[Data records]
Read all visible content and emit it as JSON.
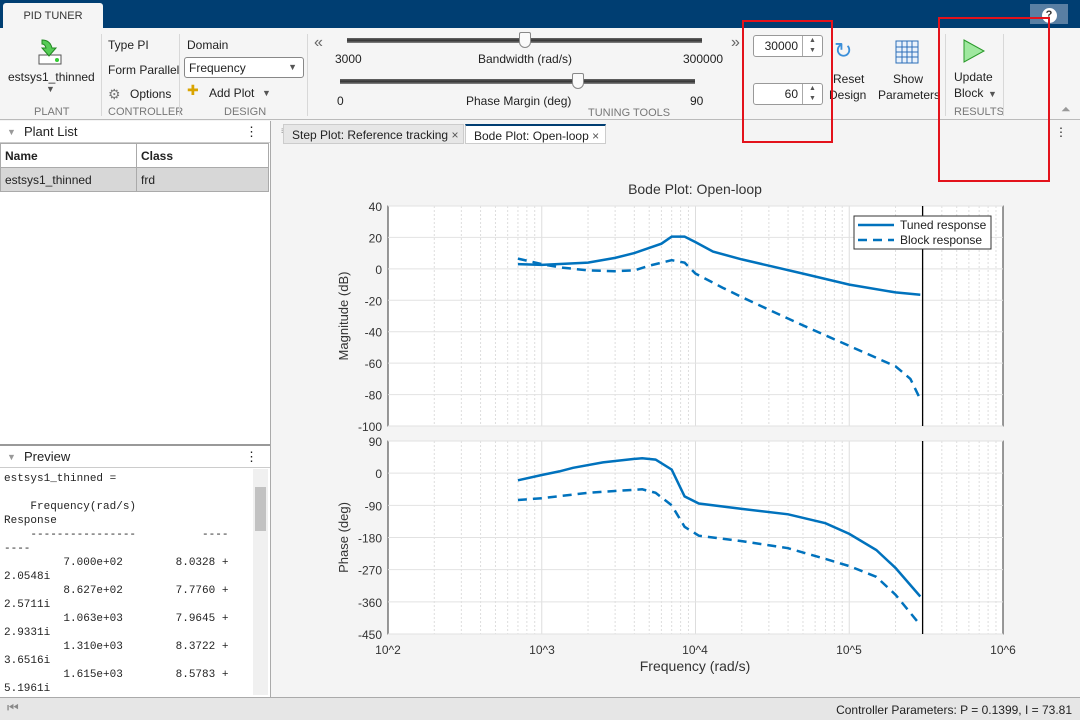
{
  "app": {
    "tab": "PID TUNER",
    "help": "?"
  },
  "plant": {
    "name": "estsys1_thinned",
    "group": "PLANT"
  },
  "controller": {
    "type": "Type PI",
    "form": "Form Parallel",
    "options": "Options",
    "group": "CONTROLLER"
  },
  "design": {
    "domain_label": "Domain",
    "domain_value": "Frequency",
    "add_plot": "Add Plot",
    "group": "DESIGN"
  },
  "tuning": {
    "bw_label": "Bandwidth (rad/s)",
    "bw_min": "3000",
    "bw_max": "300000",
    "bw_value": "30000",
    "pm_label": "Phase Margin (deg)",
    "pm_min": "0",
    "pm_max": "90",
    "pm_value": "60",
    "group": "TUNING TOOLS",
    "reset1": "Reset",
    "reset2": "Design",
    "show1": "Show",
    "show2": "Parameters"
  },
  "results": {
    "update1": "Update",
    "update2": "Block",
    "group": "RESULTS"
  },
  "plant_list": {
    "title": "Plant List",
    "headers": [
      "Name",
      "Class"
    ],
    "rows": [
      [
        "estsys1_thinned",
        "frd"
      ]
    ]
  },
  "preview": {
    "title": "Preview",
    "text": "estsys1_thinned =\n\n    Frequency(rad/s)\nResponse\n    ----------------          ----\n----\n         7.000e+02        8.0328 +\n2.0548i\n         8.627e+02        7.7760 +\n2.5711i\n         1.063e+03        7.9645 +\n2.9331i\n         1.310e+03        8.3722 +\n3.6516i\n         1.615e+03        8.5783 +\n5.1961i"
  },
  "doc_tabs": [
    {
      "label": "Step Plot: Reference tracking"
    },
    {
      "label": "Bode Plot: Open-loop",
      "active": true
    }
  ],
  "status": "Controller Parameters: P = 0.1399, I = 73.81",
  "chart_data": {
    "type": "line",
    "title": "Bode Plot: Open-loop",
    "xlabel": "Frequency  (rad/s)",
    "xscale": "log",
    "xlim": [
      100,
      1000000
    ],
    "x_ticks": [
      "10^2",
      "10^3",
      "10^4",
      "10^5",
      "10^6"
    ],
    "grid": true,
    "legend_placement": "top-right",
    "vertical_marker_x": 300000,
    "color": "#0072bd",
    "magnitude": {
      "ylabel": "Magnitude (dB)",
      "ylim": [
        -100,
        40
      ],
      "yticks": [
        40,
        20,
        0,
        -20,
        -40,
        -60,
        -80,
        -100
      ],
      "series": [
        {
          "name": "Tuned response",
          "style": "solid",
          "x": [
            700,
            1000,
            2000,
            3000,
            4000,
            6000,
            7000,
            8500,
            10000,
            13000,
            20000,
            30000,
            50000,
            100000,
            200000,
            290000
          ],
          "y": [
            3,
            2.5,
            4,
            7,
            10,
            16,
            20.5,
            20.5,
            17,
            11,
            6,
            2,
            -3,
            -10,
            -15,
            -16.5
          ]
        },
        {
          "name": "Block response",
          "style": "dashed",
          "x": [
            700,
            1000,
            1300,
            2000,
            3000,
            4000,
            5000,
            7000,
            8500,
            10000,
            15000,
            20000,
            30000,
            50000,
            100000,
            200000,
            250000,
            290000
          ],
          "y": [
            6.5,
            3,
            1,
            -1,
            -1.5,
            -1,
            2,
            5.5,
            4,
            -3,
            -12,
            -18,
            -26,
            -36,
            -49,
            -62,
            -70,
            -83
          ]
        }
      ]
    },
    "phase": {
      "ylabel": "Phase (deg)",
      "ylim": [
        -450,
        90
      ],
      "yticks": [
        90,
        0,
        -90,
        -180,
        -270,
        -360,
        -450
      ],
      "series": [
        {
          "name": "Tuned response",
          "style": "solid",
          "x": [
            700,
            1000,
            1300,
            1600,
            2500,
            4000,
            4500,
            5500,
            7000,
            8500,
            10500,
            20000,
            40000,
            70000,
            100000,
            150000,
            200000,
            290000
          ],
          "y": [
            -20,
            -5,
            5,
            15,
            30,
            40,
            42,
            38,
            10,
            -65,
            -85,
            -100,
            -115,
            -140,
            -170,
            -215,
            -265,
            -345
          ]
        },
        {
          "name": "Block response",
          "style": "dashed",
          "x": [
            700,
            1000,
            2000,
            3000,
            4500,
            5500,
            7000,
            8500,
            10500,
            20000,
            40000,
            70000,
            100000,
            150000,
            200000,
            290000
          ],
          "y": [
            -75,
            -70,
            -55,
            -50,
            -45,
            -55,
            -90,
            -150,
            -175,
            -190,
            -210,
            -240,
            -260,
            -290,
            -340,
            -425
          ]
        }
      ]
    }
  }
}
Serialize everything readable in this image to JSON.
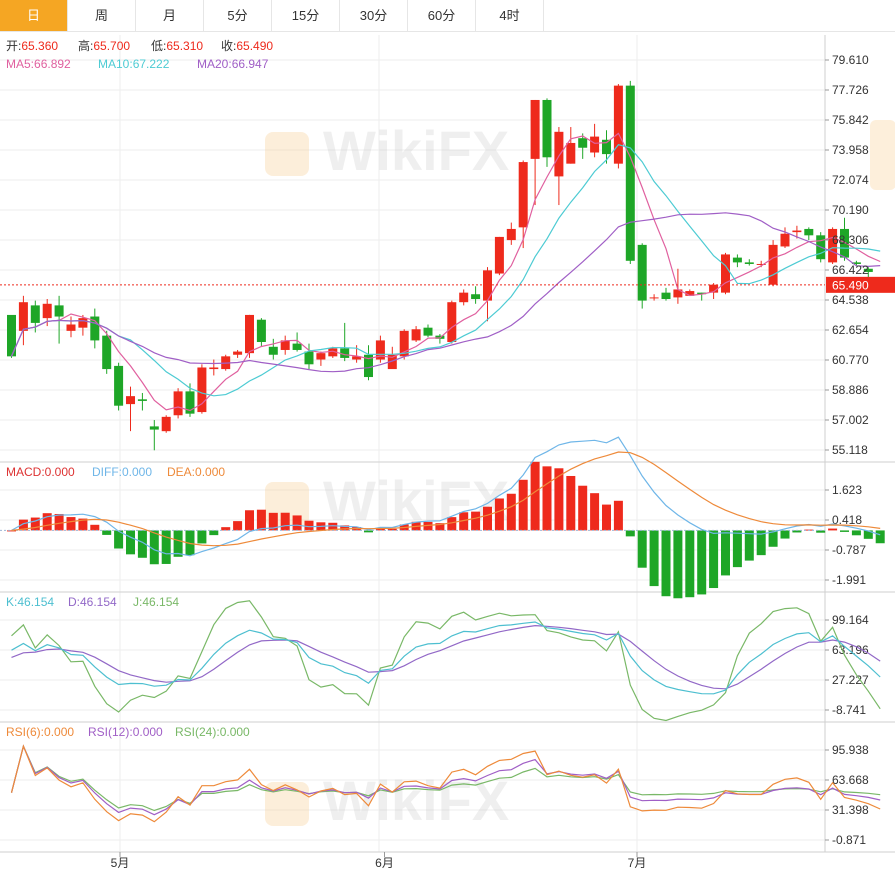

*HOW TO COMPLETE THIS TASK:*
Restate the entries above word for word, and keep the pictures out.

*SOLVED EXERCISE:*
Read all visible content and emit it as JSON.
{
  "app": {
    "tab": "PID TUNER",
    "help": "?"
  },
  "plant": {
    "name": "estsys1_thinned",
    "group": "PLANT"
  },
  "controller": {
    "type": "Type PI",
    "form": "Form Parallel",
    "options": "Options",
    "group": "CONTROLLER"
  },
  "design": {
    "domain_label": "Domain",
    "domain_value": "Frequency",
    "add_plot": "Add Plot",
    "group": "DESIGN"
  },
  "tuning": {
    "bw_label": "Bandwidth (rad/s)",
    "bw_min": "3000",
    "bw_max": "300000",
    "bw_value": "30000",
    "pm_label": "Phase Margin (deg)",
    "pm_min": "0",
    "pm_max": "90",
    "pm_value": "60",
    "group": "TUNING TOOLS",
    "reset1": "Reset",
    "reset2": "Design",
    "show1": "Show",
    "show2": "Parameters"
  },
  "results": {
    "update1": "Update",
    "update2": "Block",
    "group": "RESULTS"
  },
  "plant_list": {
    "title": "Plant List",
    "headers": [
      "Name",
      "Class"
    ],
    "rows": [
      [
        "estsys1_thinned",
        "frd"
      ]
    ]
  },
  "preview": {
    "title": "Preview",
    "text": "estsys1_thinned =\n\n    Frequency(rad/s)\nResponse\n    ----------------          ----\n----\n         7.000e+02        8.0328 +\n2.0548i\n         8.627e+02        7.7760 +\n2.5711i\n         1.063e+03        7.9645 +\n2.9331i\n         1.310e+03        8.3722 +\n3.6516i\n         1.615e+03        8.5783 +\n5.1961i"
  },
  "doc_tabs": [
    {
      "label": "Step Plot: Reference tracking"
    },
    {
      "label": "Bode Plot: Open-loop",
      "active": true
    }
  ],
  "status": "Controller Parameters: P = 0.1399, I = 73.81",
  "chart_data": {
    "type": "line",
    "title": "Bode Plot: Open-loop",
    "xlabel": "Frequency  (rad/s)",
    "xscale": "log",
    "xlim": [
      100,
      1000000
    ],
    "x_ticks": [
      "10^2",
      "10^3",
      "10^4",
      "10^5",
      "10^6"
    ],
    "grid": true,
    "legend_placement": "top-right",
    "vertical_marker_x": 300000,
    "color": "#0072bd",
    "magnitude": {
      "ylabel": "Magnitude (dB)",
      "ylim": [
        -100,
        40
      ],
      "yticks": [
        40,
        20,
        0,
        -20,
        -40,
        -60,
        -80,
        -100
      ],
      "series": [
        {
          "name": "Tuned response",
          "style": "solid",
          "x": [
            700,
            1000,
            2000,
            3000,
            4000,
            6000,
            7000,
            8500,
            10000,
            13000,
            20000,
            30000,
            50000,
            100000,
            200000,
            290000
          ],
          "y": [
            3,
            2.5,
            4,
            7,
            10,
            16,
            20.5,
            20.5,
            17,
            11,
            6,
            2,
            -3,
            -10,
            -15,
            -16.5
          ]
        },
        {
          "name": "Block response",
          "style": "dashed",
          "x": [
            700,
            1000,
            1300,
            2000,
            3000,
            4000,
            5000,
            7000,
            8500,
            10000,
            15000,
            20000,
            30000,
            50000,
            100000,
            200000,
            250000,
            290000
          ],
          "y": [
            6.5,
            3,
            1,
            -1,
            -1.5,
            -1,
            2,
            5.5,
            4,
            -3,
            -12,
            -18,
            -26,
            -36,
            -49,
            -62,
            -70,
            -83
          ]
        }
      ]
    },
    "phase": {
      "ylabel": "Phase (deg)",
      "ylim": [
        -450,
        90
      ],
      "yticks": [
        90,
        0,
        -90,
        -180,
        -270,
        -360,
        -450
      ],
      "series": [
        {
          "name": "Tuned response",
          "style": "solid",
          "x": [
            700,
            1000,
            1300,
            1600,
            2500,
            4000,
            4500,
            5500,
            7000,
            8500,
            10500,
            20000,
            40000,
            70000,
            100000,
            150000,
            200000,
            290000
          ],
          "y": [
            -20,
            -5,
            5,
            15,
            30,
            40,
            42,
            38,
            10,
            -65,
            -85,
            -100,
            -115,
            -140,
            -170,
            -215,
            -265,
            -345
          ]
        },
        {
          "name": "Block response",
          "style": "dashed",
          "x": [
            700,
            1000,
            2000,
            3000,
            4500,
            5500,
            7000,
            8500,
            10500,
            20000,
            40000,
            70000,
            100000,
            150000,
            200000,
            290000
          ],
          "y": [
            -75,
            -70,
            -55,
            -50,
            -45,
            -55,
            -90,
            -150,
            -175,
            -190,
            -210,
            -240,
            -260,
            -290,
            -340,
            -425
          ]
        }
      ]
    }
  }
}
Serialize everything readable in this image to JSON.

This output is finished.